I’m especially impressed by its standout feature — an impressive interlocking golden outer roof that covers an area of 800sqm enveloping the butterfly house much like a cocoon.
The combination of psychedelic insects and architectural innovation has a mildly hypnotic effect. However, we shake ourselves out of our reverie and make our way back to the mainland for the day’s final instalment of father-son fun at Al Montazah Park.
A riot of rides and slides laid out over an expansive 126,000sqm area, Al Montazah Park has enough to keep families occupied for at least a full day. With time against us, we forgo the thrills and spills of Pearls Kingdom — the water park section — and focus on the Island of Legends amusement park.
The water park at Al Montazah, Pearls Kingdom, is built around the story of a wise king who promised rewards to anyone who could obtain for him a magic pearl.
With the pandemic having scuppered our holiday to Scotland, I’m delighted to take a ride on the park’s Loch Ness Spin Boat, where the mythical monster from my mother country makes a surprise appearance. Also memorable is the Viking Journey where we take a trip towards the Arctic Circle in an ancient Viking vessel. Alexander finds further stimulation through a voyage to the bottom of the ocean in a “Crazy Submarine” and a romp around the slides, obstacles and rope swings at “Fun Castle”.
By this time, I’m begging for mercy and the home comforts of our palatial accommodations back at The Chedi Al Bait. But we can’t leave without a spin on the Eye of the Emirates. At 60 metres tall, the Ferris wheel has been a symbol of Sharjah since 2005. It has now relocated to Al Montazah from its old home at Al Qasba, offering outlooks that are perhaps even more visceral than before.

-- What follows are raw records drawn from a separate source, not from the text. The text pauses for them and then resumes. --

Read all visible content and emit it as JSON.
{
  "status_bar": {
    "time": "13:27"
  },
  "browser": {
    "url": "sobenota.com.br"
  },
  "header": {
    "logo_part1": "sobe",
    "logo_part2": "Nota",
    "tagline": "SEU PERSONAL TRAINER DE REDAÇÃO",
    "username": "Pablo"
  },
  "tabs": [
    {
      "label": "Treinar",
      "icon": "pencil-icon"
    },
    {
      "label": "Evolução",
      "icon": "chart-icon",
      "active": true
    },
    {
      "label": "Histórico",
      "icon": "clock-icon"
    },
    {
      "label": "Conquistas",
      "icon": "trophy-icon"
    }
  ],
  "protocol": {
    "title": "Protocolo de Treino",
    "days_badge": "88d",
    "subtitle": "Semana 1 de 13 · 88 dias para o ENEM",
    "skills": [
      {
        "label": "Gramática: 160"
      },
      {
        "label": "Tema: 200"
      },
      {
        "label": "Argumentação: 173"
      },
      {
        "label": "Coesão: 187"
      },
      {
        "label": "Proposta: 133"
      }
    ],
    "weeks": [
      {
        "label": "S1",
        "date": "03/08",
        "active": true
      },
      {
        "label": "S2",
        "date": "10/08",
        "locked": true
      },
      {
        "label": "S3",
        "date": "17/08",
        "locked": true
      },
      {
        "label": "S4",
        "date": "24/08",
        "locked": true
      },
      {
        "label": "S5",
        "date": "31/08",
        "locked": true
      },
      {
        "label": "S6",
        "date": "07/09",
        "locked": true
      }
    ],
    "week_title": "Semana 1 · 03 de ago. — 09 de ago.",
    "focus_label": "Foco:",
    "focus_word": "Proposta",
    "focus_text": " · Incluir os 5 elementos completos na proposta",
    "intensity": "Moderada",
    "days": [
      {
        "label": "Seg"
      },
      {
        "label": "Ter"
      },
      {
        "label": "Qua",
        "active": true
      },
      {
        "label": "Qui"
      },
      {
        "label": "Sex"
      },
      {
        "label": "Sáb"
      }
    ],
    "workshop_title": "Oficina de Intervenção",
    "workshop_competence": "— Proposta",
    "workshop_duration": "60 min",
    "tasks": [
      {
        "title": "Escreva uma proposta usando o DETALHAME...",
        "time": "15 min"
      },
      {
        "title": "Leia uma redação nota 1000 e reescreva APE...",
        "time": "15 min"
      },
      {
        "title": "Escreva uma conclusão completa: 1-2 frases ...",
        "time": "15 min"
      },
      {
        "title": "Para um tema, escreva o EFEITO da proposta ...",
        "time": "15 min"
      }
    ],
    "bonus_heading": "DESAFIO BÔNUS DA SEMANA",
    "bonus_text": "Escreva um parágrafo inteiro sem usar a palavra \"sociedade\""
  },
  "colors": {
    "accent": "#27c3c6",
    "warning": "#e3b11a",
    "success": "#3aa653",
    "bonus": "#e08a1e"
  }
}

The great reveal occurs as we slowly lift from ground level. As our capsule reaches the top, the city unfolds before us in all its neon-lit glory. Our adventures have taken us to verdant woodlands to see tropical butterflies and up to the tundra at the north pole via the highlands of Scotland. At the end of a long and illuminating day, it’s great to be back in Sharjah.
Experience the heritage, art and wonders of Sharjah at the Chedi Al Bait, Sharjah and book a stay with us.
Text by Duncan Forgan for GHM Journeys.
Featured image: More than 70,000 plants and trees on Al Noor present an idealised, if not actual, view of nature in Sharjah.
First published on 17 November 2020.